ASSIGNMENT »
Every line of the material should be output exactly as written.

PROVIDED RECORDS »
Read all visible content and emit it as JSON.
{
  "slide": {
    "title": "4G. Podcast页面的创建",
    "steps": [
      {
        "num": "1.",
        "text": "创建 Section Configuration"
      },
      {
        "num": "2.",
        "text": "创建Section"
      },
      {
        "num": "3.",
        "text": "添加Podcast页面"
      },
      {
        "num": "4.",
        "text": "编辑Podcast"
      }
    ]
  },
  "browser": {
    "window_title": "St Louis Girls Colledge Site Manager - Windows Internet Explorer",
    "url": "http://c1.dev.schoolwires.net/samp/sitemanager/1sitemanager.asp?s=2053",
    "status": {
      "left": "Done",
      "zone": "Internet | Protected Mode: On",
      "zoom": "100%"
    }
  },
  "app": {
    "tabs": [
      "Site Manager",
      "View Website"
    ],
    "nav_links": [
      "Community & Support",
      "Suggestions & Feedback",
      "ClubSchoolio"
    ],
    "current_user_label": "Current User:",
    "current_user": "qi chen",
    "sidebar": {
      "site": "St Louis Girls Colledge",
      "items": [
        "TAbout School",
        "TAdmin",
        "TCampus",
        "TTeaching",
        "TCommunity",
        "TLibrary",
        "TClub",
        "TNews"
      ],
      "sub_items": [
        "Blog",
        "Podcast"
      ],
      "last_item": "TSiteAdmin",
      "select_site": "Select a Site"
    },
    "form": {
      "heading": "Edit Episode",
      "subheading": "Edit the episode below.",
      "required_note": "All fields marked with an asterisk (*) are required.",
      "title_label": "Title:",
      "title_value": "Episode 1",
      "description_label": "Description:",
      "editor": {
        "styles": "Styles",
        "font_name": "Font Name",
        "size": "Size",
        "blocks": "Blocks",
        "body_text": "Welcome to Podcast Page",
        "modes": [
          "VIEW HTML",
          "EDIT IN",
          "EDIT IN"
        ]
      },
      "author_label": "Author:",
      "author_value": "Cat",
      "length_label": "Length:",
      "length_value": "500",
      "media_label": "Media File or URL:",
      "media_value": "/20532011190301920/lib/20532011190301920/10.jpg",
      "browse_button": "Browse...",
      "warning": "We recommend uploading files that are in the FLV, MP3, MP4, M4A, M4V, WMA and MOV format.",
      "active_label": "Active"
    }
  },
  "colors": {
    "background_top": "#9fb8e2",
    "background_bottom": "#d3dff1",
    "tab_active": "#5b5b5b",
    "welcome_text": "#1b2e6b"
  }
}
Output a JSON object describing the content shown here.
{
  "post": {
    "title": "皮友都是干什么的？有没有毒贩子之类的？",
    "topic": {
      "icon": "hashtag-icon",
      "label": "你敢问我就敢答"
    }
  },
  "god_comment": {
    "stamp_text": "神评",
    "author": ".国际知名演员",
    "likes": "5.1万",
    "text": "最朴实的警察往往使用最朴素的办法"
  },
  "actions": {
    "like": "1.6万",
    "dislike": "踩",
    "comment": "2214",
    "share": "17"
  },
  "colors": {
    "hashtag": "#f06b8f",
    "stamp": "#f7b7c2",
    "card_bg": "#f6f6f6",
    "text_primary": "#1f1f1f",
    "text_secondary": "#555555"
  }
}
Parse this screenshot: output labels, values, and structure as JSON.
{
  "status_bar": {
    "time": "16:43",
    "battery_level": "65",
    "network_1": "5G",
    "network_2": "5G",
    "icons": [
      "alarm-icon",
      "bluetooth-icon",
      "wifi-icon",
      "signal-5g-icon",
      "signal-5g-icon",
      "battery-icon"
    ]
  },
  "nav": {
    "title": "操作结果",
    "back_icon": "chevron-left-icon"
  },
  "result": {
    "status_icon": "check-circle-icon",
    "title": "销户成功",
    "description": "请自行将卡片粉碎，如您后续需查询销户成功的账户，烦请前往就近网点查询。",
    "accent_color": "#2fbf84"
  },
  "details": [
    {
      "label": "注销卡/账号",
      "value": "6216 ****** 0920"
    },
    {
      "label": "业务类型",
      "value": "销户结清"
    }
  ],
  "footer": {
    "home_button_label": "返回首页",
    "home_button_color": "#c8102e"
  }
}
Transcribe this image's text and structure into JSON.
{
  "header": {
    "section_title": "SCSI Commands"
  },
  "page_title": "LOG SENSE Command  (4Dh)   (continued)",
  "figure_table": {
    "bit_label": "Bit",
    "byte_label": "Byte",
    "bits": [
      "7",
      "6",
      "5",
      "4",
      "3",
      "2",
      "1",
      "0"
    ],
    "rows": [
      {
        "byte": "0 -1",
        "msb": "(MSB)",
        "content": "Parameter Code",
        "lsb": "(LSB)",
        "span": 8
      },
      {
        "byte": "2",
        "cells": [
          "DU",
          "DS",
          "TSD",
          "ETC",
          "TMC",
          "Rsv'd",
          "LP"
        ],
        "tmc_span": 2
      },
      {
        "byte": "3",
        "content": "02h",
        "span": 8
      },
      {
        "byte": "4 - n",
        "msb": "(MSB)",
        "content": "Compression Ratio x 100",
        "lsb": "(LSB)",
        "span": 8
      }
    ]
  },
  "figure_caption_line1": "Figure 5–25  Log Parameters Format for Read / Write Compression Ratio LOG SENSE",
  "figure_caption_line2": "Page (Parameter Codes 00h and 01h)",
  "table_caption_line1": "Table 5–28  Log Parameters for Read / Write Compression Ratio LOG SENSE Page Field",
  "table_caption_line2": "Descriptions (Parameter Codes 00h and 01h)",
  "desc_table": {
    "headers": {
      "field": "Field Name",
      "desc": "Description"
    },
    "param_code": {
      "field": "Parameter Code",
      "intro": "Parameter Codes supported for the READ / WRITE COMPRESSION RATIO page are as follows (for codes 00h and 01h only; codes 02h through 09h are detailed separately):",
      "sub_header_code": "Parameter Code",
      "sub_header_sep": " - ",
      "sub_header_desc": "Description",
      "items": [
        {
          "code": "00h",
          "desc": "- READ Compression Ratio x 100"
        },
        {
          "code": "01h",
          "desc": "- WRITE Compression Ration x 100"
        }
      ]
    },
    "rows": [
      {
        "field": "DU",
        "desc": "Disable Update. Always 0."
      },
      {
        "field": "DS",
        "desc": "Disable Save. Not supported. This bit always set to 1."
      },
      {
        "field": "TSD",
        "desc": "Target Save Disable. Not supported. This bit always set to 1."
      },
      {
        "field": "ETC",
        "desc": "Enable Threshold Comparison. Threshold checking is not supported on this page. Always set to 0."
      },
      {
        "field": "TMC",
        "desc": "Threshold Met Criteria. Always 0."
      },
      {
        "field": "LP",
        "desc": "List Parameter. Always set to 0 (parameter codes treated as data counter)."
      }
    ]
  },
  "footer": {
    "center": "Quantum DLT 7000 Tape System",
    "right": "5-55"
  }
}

ANSWER FOR THIS EXERCISE »
Read all visible content and emit it as JSON.
{
  "slide": {
    "title": "4G. Podcast页面的创建",
    "steps": [
      {
        "num": "1.",
        "text": "创建 Section Configuration"
      },
      {
        "num": "2.",
        "text": "创建Section"
      },
      {
        "num": "3.",
        "text": "添加Podcast页面"
      },
      {
        "num": "4.",
        "text": "编辑Podcast"
      }
    ]
  },
  "browser": {
    "window_title": "St Louis Girls Colledge Site Manager - Windows Internet Explorer",
    "url": "http://c1.dev.schoolwires.net/samp/sitemanager/1sitemanager.asp?s=2053",
    "status": {
      "left": "Done",
      "zone": "Internet | Protected Mode: On",
      "zoom": "100%"
    }
  },
  "app": {
    "tabs": [
      "Site Manager",
      "View Website"
    ],
    "nav_links": [
      "Community & Support",
      "Suggestions & Feedback",
      "ClubSchoolio"
    ],
    "current_user_label": "Current User:",
    "current_user": "qi chen",
    "sidebar": {
      "site": "St Louis Girls Colledge",
      "items": [
        "TAbout School",
        "TAdmin",
        "TCampus",
        "TTeaching",
        "TCommunity",
        "TLibrary",
        "TClub",
        "TNews"
      ],
      "sub_items": [
        "Blog",
        "Podcast"
      ],
      "last_item": "TSiteAdmin",
      "select_site": "Select a Site"
    },
    "form": {
      "heading": "Edit Episode",
      "subheading": "Edit the episode below.",
      "required_note": "All fields marked with an asterisk (*) are required.",
      "title_label": "Title:",
      "title_value": "Episode 1",
      "description_label": "Description:",
      "editor": {
        "styles": "Styles",
        "font_name": "Font Name",
        "size": "Size",
        "blocks": "Blocks",
        "body_text": "Welcome to Podcast Page",
        "modes": [
          "VIEW HTML",
          "EDIT IN",
          "EDIT IN"
        ]
      },
      "author_label": "Author:",
      "author_value": "Cat",
      "length_label": "Length:",
      "length_value": "500",
      "media_label": "Media File or URL:",
      "media_value": "/20532011190301920/lib/20532011190301920/10.jpg",
      "browse_button": "Browse...",
      "warning": "We recommend uploading files that are in the FLV, MP3, MP4, M4A, M4V, WMA and MOV format.",
      "active_label": "Active"
    }
  },
  "colors": {
    "background_top": "#9fb8e2",
    "background_bottom": "#d3dff1",
    "tab_active": "#5b5b5b",
    "welcome_text": "#1b2e6b"
  }
}
Output a JSON object describing the content shown here.
{
  "post": {
    "title": "皮友都是干什么的？有没有毒贩子之类的？",
    "topic": {
      "icon": "hashtag-icon",
      "label": "你敢问我就敢答"
    }
  },
  "god_comment": {
    "stamp_text": "神评",
    "author": ".国际知名演员",
    "likes": "5.1万",
    "text": "最朴实的警察往往使用最朴素的办法"
  },
  "actions": {
    "like": "1.6万",
    "dislike": "踩",
    "comment": "2214",
    "share": "17"
  },
  "colors": {
    "hashtag": "#f06b8f",
    "stamp": "#f7b7c2",
    "card_bg": "#f6f6f6",
    "text_primary": "#1f1f1f",
    "text_secondary": "#555555"
  }
}
Parse this screenshot: output labels, values, and structure as JSON.
{
  "status_bar": {
    "time": "16:43",
    "battery_level": "65",
    "network_1": "5G",
    "network_2": "5G",
    "icons": [
      "alarm-icon",
      "bluetooth-icon",
      "wifi-icon",
      "signal-5g-icon",
      "signal-5g-icon",
      "battery-icon"
    ]
  },
  "nav": {
    "title": "操作结果",
    "back_icon": "chevron-left-icon"
  },
  "result": {
    "status_icon": "check-circle-icon",
    "title": "销户成功",
    "description": "请自行将卡片粉碎，如您后续需查询销户成功的账户，烦请前往就近网点查询。",
    "accent_color": "#2fbf84"
  },
  "details": [
    {
      "label": "注销卡/账号",
      "value": "6216 ****** 0920"
    },
    {
      "label": "业务类型",
      "value": "销户结清"
    }
  ],
  "footer": {
    "home_button_label": "返回首页",
    "home_button_color": "#c8102e"
  }
}
Transcribe this image's text and structure into JSON.
{
  "header": {
    "section_title": "SCSI Commands"
  },
  "page_title": "LOG SENSE Command  (4Dh)   (continued)",
  "figure_table": {
    "bit_label": "Bit",
    "byte_label": "Byte",
    "bits": [
      "7",
      "6",
      "5",
      "4",
      "3",
      "2",
      "1",
      "0"
    ],
    "rows": [
      {
        "byte": "0 -1",
        "msb": "(MSB)",
        "content": "Parameter Code",
        "lsb": "(LSB)",
        "span": 8
      },
      {
        "byte": "2",
        "cells": [
          "DU",
          "DS",
          "TSD",
          "ETC",
          "TMC",
          "Rsv'd",
          "LP"
        ],
        "tmc_span": 2
      },
      {
        "byte": "3",
        "content": "02h",
        "span": 8
      },
      {
        "byte": "4 - n",
        "msb": "(MSB)",
        "content": "Compression Ratio x 100",
        "lsb": "(LSB)",
        "span": 8
      }
    ]
  },
  "figure_caption_line1": "Figure 5–25  Log Parameters Format for Read / Write Compression Ratio LOG SENSE",
  "figure_caption_line2": "Page (Parameter Codes 00h and 01h)",
  "table_caption_line1": "Table 5–28  Log Parameters for Read / Write Compression Ratio LOG SENSE Page Field",
  "table_caption_line2": "Descriptions (Parameter Codes 00h and 01h)",
  "desc_table": {
    "headers": {
      "field": "Field Name",
      "desc": "Description"
    },
    "param_code": {
      "field": "Parameter Code",
      "intro": "Parameter Codes supported for the READ / WRITE COMPRESSION RATIO page are as follows (for codes 00h and 01h only; codes 02h through 09h are detailed separately):",
      "sub_header_code": "Parameter Code",
      "sub_header_sep": " - ",
      "sub_header_desc": "Description",
      "items": [
        {
          "code": "00h",
          "desc": "- READ Compression Ratio x 100"
        },
        {
          "code": "01h",
          "desc": "- WRITE Compression Ration x 100"
        }
      ]
    },
    "rows": [
      {
        "field": "DU",
        "desc": "Disable Update. Always 0."
      },
      {
        "field": "DS",
        "desc": "Disable Save. Not supported. This bit always set to 1."
      },
      {
        "field": "TSD",
        "desc": "Target Save Disable. Not supported. This bit always set to 1."
      },
      {
        "field": "ETC",
        "desc": "Enable Threshold Comparison. Threshold checking is not supported on this page. Always set to 0."
      },
      {
        "field": "TMC",
        "desc": "Threshold Met Criteria. Always 0."
      },
      {
        "field": "LP",
        "desc": "List Parameter. Always set to 0 (parameter codes treated as data counter)."
      }
    ]
  },
  "footer": {
    "center": "Quantum DLT 7000 Tape System",
    "right": "5-55"
  }
}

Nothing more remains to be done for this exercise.